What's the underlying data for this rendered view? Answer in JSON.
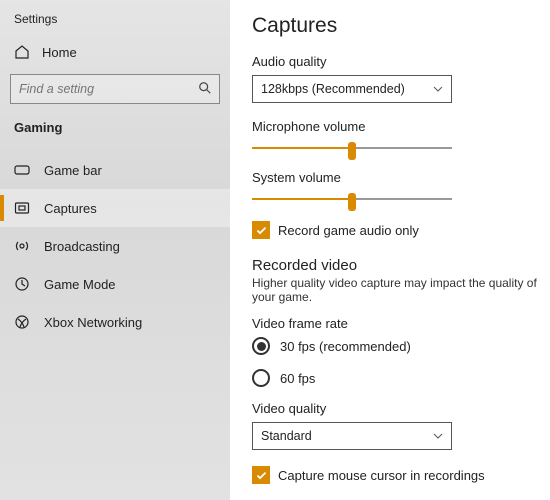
{
  "app_title": "Settings",
  "home_label": "Home",
  "search": {
    "placeholder": "Find a setting"
  },
  "section": "Gaming",
  "nav": [
    {
      "label": "Game bar",
      "selected": false
    },
    {
      "label": "Captures",
      "selected": true
    },
    {
      "label": "Broadcasting",
      "selected": false
    },
    {
      "label": "Game Mode",
      "selected": false
    },
    {
      "label": "Xbox Networking",
      "selected": false
    }
  ],
  "page": {
    "title": "Captures",
    "audio_quality_label": "Audio quality",
    "audio_quality_value": "128kbps (Recommended)",
    "mic_label": "Microphone volume",
    "mic_value": 50,
    "sys_label": "System volume",
    "sys_value": 50,
    "record_audio_only": "Record game audio only",
    "recorded_video_heading": "Recorded video",
    "recorded_video_desc": "Higher quality video capture may impact the quality of your game.",
    "frame_rate_label": "Video frame rate",
    "frame_rate_options": [
      "30 fps (recommended)",
      "60 fps"
    ],
    "video_quality_label": "Video quality",
    "video_quality_value": "Standard",
    "capture_cursor": "Capture mouse cursor in recordings"
  },
  "colors": {
    "accent": "#d88a00"
  }
}
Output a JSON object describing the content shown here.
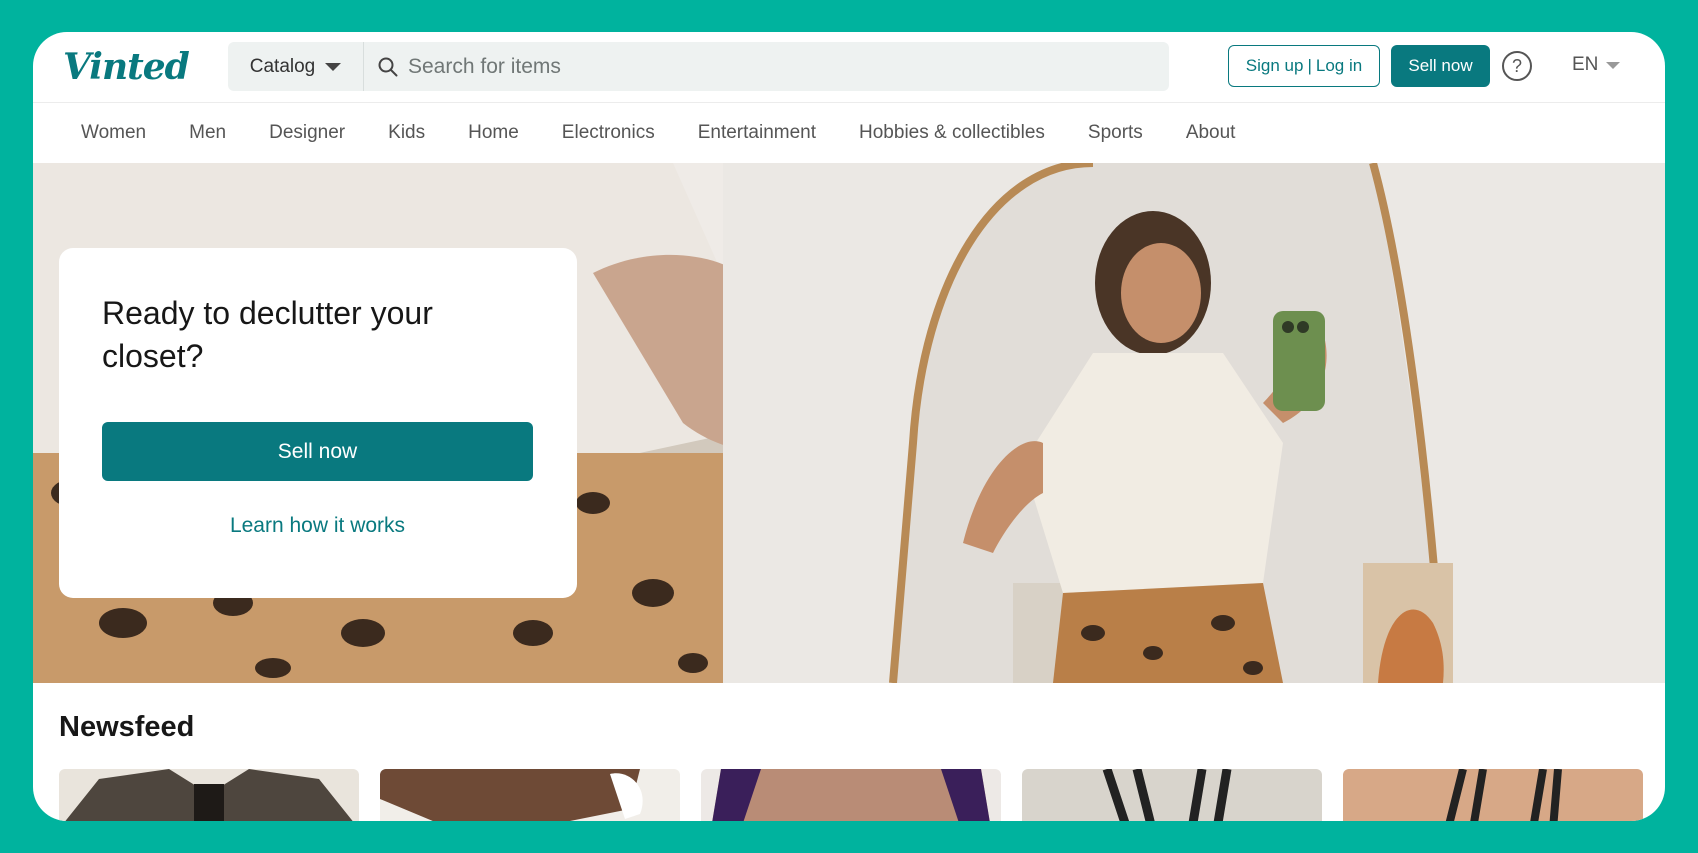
{
  "header": {
    "logo": "Vinted",
    "catalog_label": "Catalog",
    "search_placeholder": "Search for items",
    "signup_label": "Sign up",
    "separator": "|",
    "login_label": "Log in",
    "sell_label": "Sell now",
    "help_glyph": "?",
    "language": "EN"
  },
  "nav": {
    "items": [
      {
        "label": "Women"
      },
      {
        "label": "Men"
      },
      {
        "label": "Designer"
      },
      {
        "label": "Kids"
      },
      {
        "label": "Home"
      },
      {
        "label": "Electronics"
      },
      {
        "label": "Entertainment"
      },
      {
        "label": "Hobbies & collectibles"
      },
      {
        "label": "Sports"
      },
      {
        "label": "About"
      }
    ]
  },
  "hero": {
    "title": "Ready to declutter your closet?",
    "sell_label": "Sell now",
    "learn_label": "Learn how it works"
  },
  "newsfeed": {
    "title": "Newsfeed"
  },
  "colors": {
    "brand": "#09797f",
    "frame_background": "#00b39e"
  },
  "icons": [
    "search-icon",
    "help-icon",
    "chevron-down-icon"
  ]
}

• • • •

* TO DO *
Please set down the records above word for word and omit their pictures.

* TASK SOLUTION *
What's the underlying data for this rendered view? Answer in JSON.
{
  "app_title": "Settings",
  "home_label": "Home",
  "search": {
    "placeholder": "Find a setting"
  },
  "section": "Gaming",
  "nav": [
    {
      "label": "Game bar",
      "selected": false
    },
    {
      "label": "Captures",
      "selected": true
    },
    {
      "label": "Broadcasting",
      "selected": false
    },
    {
      "label": "Game Mode",
      "selected": false
    },
    {
      "label": "Xbox Networking",
      "selected": false
    }
  ],
  "page": {
    "title": "Captures",
    "audio_quality_label": "Audio quality",
    "audio_quality_value": "128kbps (Recommended)",
    "mic_label": "Microphone volume",
    "mic_value": 50,
    "sys_label": "System volume",
    "sys_value": 50,
    "record_audio_only": "Record game audio only",
    "recorded_video_heading": "Recorded video",
    "recorded_video_desc": "Higher quality video capture may impact the quality of your game.",
    "frame_rate_label": "Video frame rate",
    "frame_rate_options": [
      "30 fps (recommended)",
      "60 fps"
    ],
    "video_quality_label": "Video quality",
    "video_quality_value": "Standard",
    "capture_cursor": "Capture mouse cursor in recordings"
  },
  "colors": {
    "accent": "#d88a00"
  }
}
Output a JSON object describing the content shown here.
{
  "header": {
    "logo": "Vinted",
    "catalog_label": "Catalog",
    "search_placeholder": "Search for items",
    "signup_label": "Sign up",
    "separator": "|",
    "login_label": "Log in",
    "sell_label": "Sell now",
    "help_glyph": "?",
    "language": "EN"
  },
  "nav": {
    "items": [
      {
        "label": "Women"
      },
      {
        "label": "Men"
      },
      {
        "label": "Designer"
      },
      {
        "label": "Kids"
      },
      {
        "label": "Home"
      },
      {
        "label": "Electronics"
      },
      {
        "label": "Entertainment"
      },
      {
        "label": "Hobbies & collectibles"
      },
      {
        "label": "Sports"
      },
      {
        "label": "About"
      }
    ]
  },
  "hero": {
    "title": "Ready to declutter your closet?",
    "sell_label": "Sell now",
    "learn_label": "Learn how it works"
  },
  "newsfeed": {
    "title": "Newsfeed"
  },
  "colors": {
    "brand": "#09797f",
    "frame_background": "#00b39e"
  },
  "icons": [
    "search-icon",
    "help-icon",
    "chevron-down-icon"
  ]
}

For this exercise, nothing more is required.